JLab Epic Lab Edition buds: Should you buy these?

You should buy these if…

  • You don’t want to spend over $200
  • You want something different from the heavy hitters

You shouldn’t buy these if…

  • You want the AirPods seamless connection experience

JLab Epic Lab Edition buds: Verdict

The JLab Epic Lab Edition True Wireless Earbuds are an excellent pair of buds that make for a compelling alternative to the Apple AirPods Pro 2. They sound stellar, block out plenty of noise, and they happen to look pretty cool, too — all for $50 less than the white buds from Cupertino.

The touch controls might not be spectacular, but the rest of the package more than makes up for their very few shortcomings.

Tammy Rogers
Senior Staff Writer
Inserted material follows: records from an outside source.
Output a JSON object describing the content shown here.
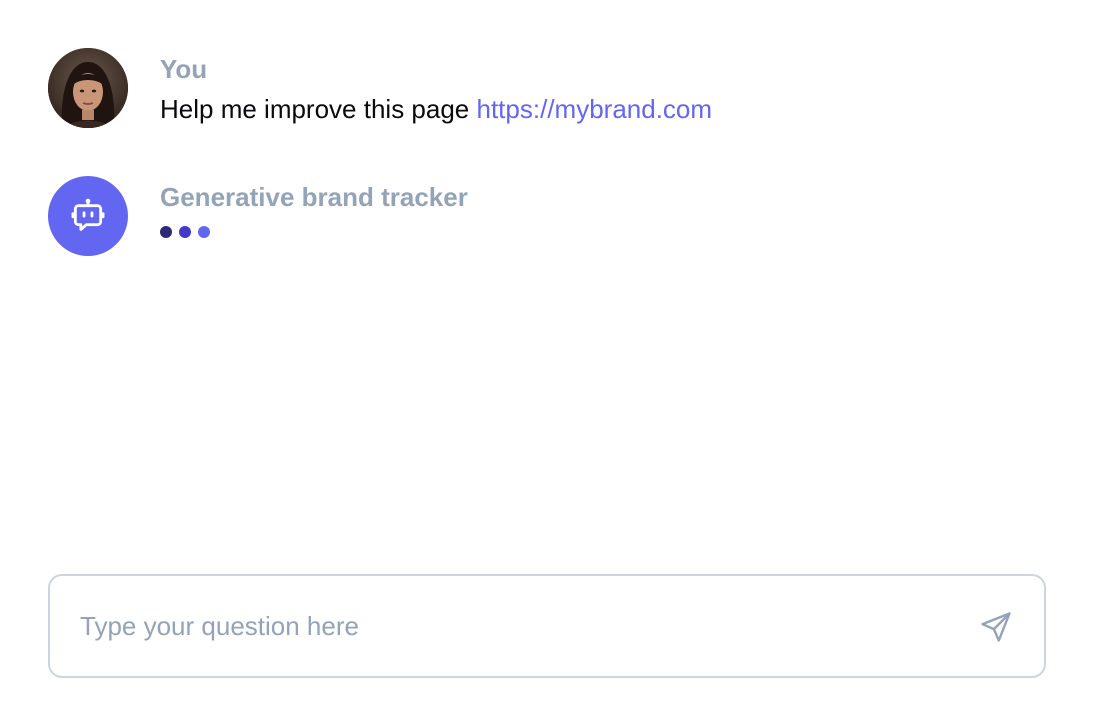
{
  "colors": {
    "accent": "#6366f1",
    "muted": "#94a3b8",
    "border": "#cbd5e1",
    "text": "#0b0b0f",
    "dots": [
      "#2e2a78",
      "#4338ca",
      "#6366f1"
    ]
  },
  "messages": [
    {
      "sender": "You",
      "avatar": "user-photo",
      "text": "Help me improve this page",
      "link": "https://mybrand.com"
    },
    {
      "sender": "Generative brand tracker",
      "avatar": "robot-icon",
      "typing": true
    }
  ],
  "composer": {
    "placeholder": "Type your question here",
    "send_icon": "send-icon"
  }
}
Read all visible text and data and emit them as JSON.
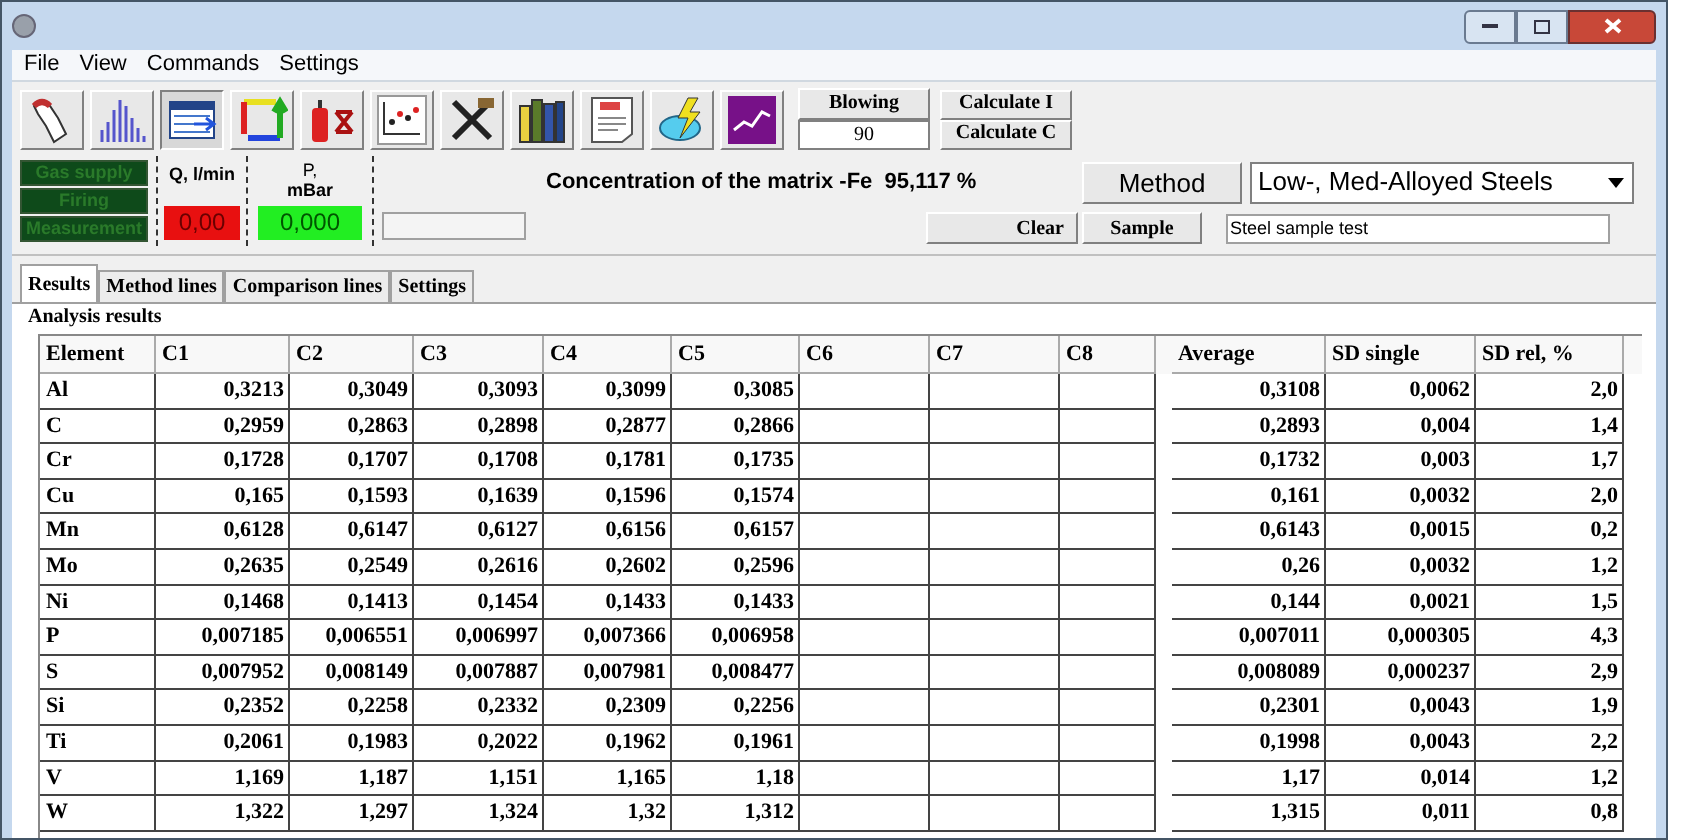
{
  "menu": [
    "File",
    "View",
    "Commands",
    "Settings"
  ],
  "toolbar": [
    {
      "kind": "hand",
      "selected": false
    },
    {
      "kind": "spectrum",
      "selected": false
    },
    {
      "kind": "table",
      "selected": true
    },
    {
      "kind": "arrows",
      "selected": false
    },
    {
      "kind": "gas",
      "selected": false
    },
    {
      "kind": "chart",
      "selected": false
    },
    {
      "kind": "tools",
      "selected": false
    },
    {
      "kind": "books",
      "selected": false
    },
    {
      "kind": "document",
      "selected": false
    },
    {
      "kind": "lightning",
      "selected": false
    },
    {
      "kind": "graph",
      "selected": false
    }
  ],
  "blowing": {
    "label": "Blowing",
    "value": "90"
  },
  "calc_buttons": [
    "Calculate I",
    "Calculate C"
  ],
  "indicators": [
    "Gas supply",
    "Firing",
    "Measurement"
  ],
  "flow": {
    "label": "Q, l/min",
    "value": "0,00"
  },
  "pressure": {
    "label": "P,",
    "unit": "mBar",
    "value": "0,000"
  },
  "progress": {
    "level": 0
  },
  "concentration": "Concentration of the matrix -Fe  95,117 %",
  "method_button": "Method",
  "method_select": "Low-, Med-Alloyed Steels",
  "clear_button": "Clear",
  "sample_button": "Sample",
  "sample_field": "Steel sample test",
  "tabs": [
    {
      "label": "Results",
      "selected": true
    },
    {
      "label": "Method lines",
      "selected": false
    },
    {
      "label": "Comparison lines",
      "selected": false
    },
    {
      "label": "Settings",
      "selected": false
    }
  ],
  "group_title": "Analysis results",
  "table": {
    "columns": [
      "Element",
      "C1",
      "C2",
      "C3",
      "C4",
      "C5",
      "C6",
      "C7",
      "C8"
    ],
    "stat_columns": [
      "Average",
      "SD single",
      "SD rel, %"
    ],
    "rows": [
      {
        "element": "Al",
        "values": [
          "0,3213",
          "0,3049",
          "0,3093",
          "0,3099",
          "0,3085"
        ],
        "stats": [
          "0,3108",
          "0,0062",
          "2,0"
        ]
      },
      {
        "element": "C",
        "values": [
          "0,2959",
          "0,2863",
          "0,2898",
          "0,2877",
          "0,2866"
        ],
        "stats": [
          "0,2893",
          "0,004",
          "1,4"
        ]
      },
      {
        "element": "Cr",
        "values": [
          "0,1728",
          "0,1707",
          "0,1708",
          "0,1781",
          "0,1735"
        ],
        "stats": [
          "0,1732",
          "0,003",
          "1,7"
        ]
      },
      {
        "element": "Cu",
        "values": [
          "0,165",
          "0,1593",
          "0,1639",
          "0,1596",
          "0,1574"
        ],
        "stats": [
          "0,161",
          "0,0032",
          "2,0"
        ]
      },
      {
        "element": "Mn",
        "values": [
          "0,6128",
          "0,6147",
          "0,6127",
          "0,6156",
          "0,6157"
        ],
        "stats": [
          "0,6143",
          "0,0015",
          "0,2"
        ]
      },
      {
        "element": "Mo",
        "values": [
          "0,2635",
          "0,2549",
          "0,2616",
          "0,2602",
          "0,2596"
        ],
        "stats": [
          "0,26",
          "0,0032",
          "1,2"
        ]
      },
      {
        "element": "Ni",
        "values": [
          "0,1468",
          "0,1413",
          "0,1454",
          "0,1433",
          "0,1433"
        ],
        "stats": [
          "0,144",
          "0,0021",
          "1,5"
        ]
      },
      {
        "element": "P",
        "values": [
          "0,007185",
          "0,006551",
          "0,006997",
          "0,007366",
          "0,006958"
        ],
        "stats": [
          "0,007011",
          "0,000305",
          "4,3"
        ]
      },
      {
        "element": "S",
        "values": [
          "0,007952",
          "0,008149",
          "0,007887",
          "0,007981",
          "0,008477"
        ],
        "stats": [
          "0,008089",
          "0,000237",
          "2,9"
        ]
      },
      {
        "element": "Si",
        "values": [
          "0,2352",
          "0,2258",
          "0,2332",
          "0,2309",
          "0,2256"
        ],
        "stats": [
          "0,2301",
          "0,0043",
          "1,9"
        ]
      },
      {
        "element": "Ti",
        "values": [
          "0,2061",
          "0,1983",
          "0,2022",
          "0,1962",
          "0,1961"
        ],
        "stats": [
          "0,1998",
          "0,0043",
          "2,2"
        ]
      },
      {
        "element": "V",
        "values": [
          "1,169",
          "1,187",
          "1,151",
          "1,165",
          "1,18"
        ],
        "stats": [
          "1,17",
          "0,014",
          "1,2"
        ]
      },
      {
        "element": "W",
        "values": [
          "1,322",
          "1,297",
          "1,324",
          "1,32",
          "1,312"
        ],
        "stats": [
          "1,315",
          "0,011",
          "0,8"
        ]
      }
    ]
  }
}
As iMore's Senior Staff writer, Tammy uses her background in audio and Masters in screenwriting to pen engaging product reviews and informative buying guides. The resident audiophile (or audio weirdo), she's got an eye for detail and a love of top-quality sound. Apple is her bread and butter, with attention on HomeKit and Apple iPhone and Mac hardware. You won't find her far away from a keyboard even outside of working at iMore – in her spare time, she spends her free time writing feature-length and TV screenplays. Also known to enjoy driving digital cars around virtual circuits, to varying degrees of success. Just don't ask her about AirPods Max - you probably won't like her answer.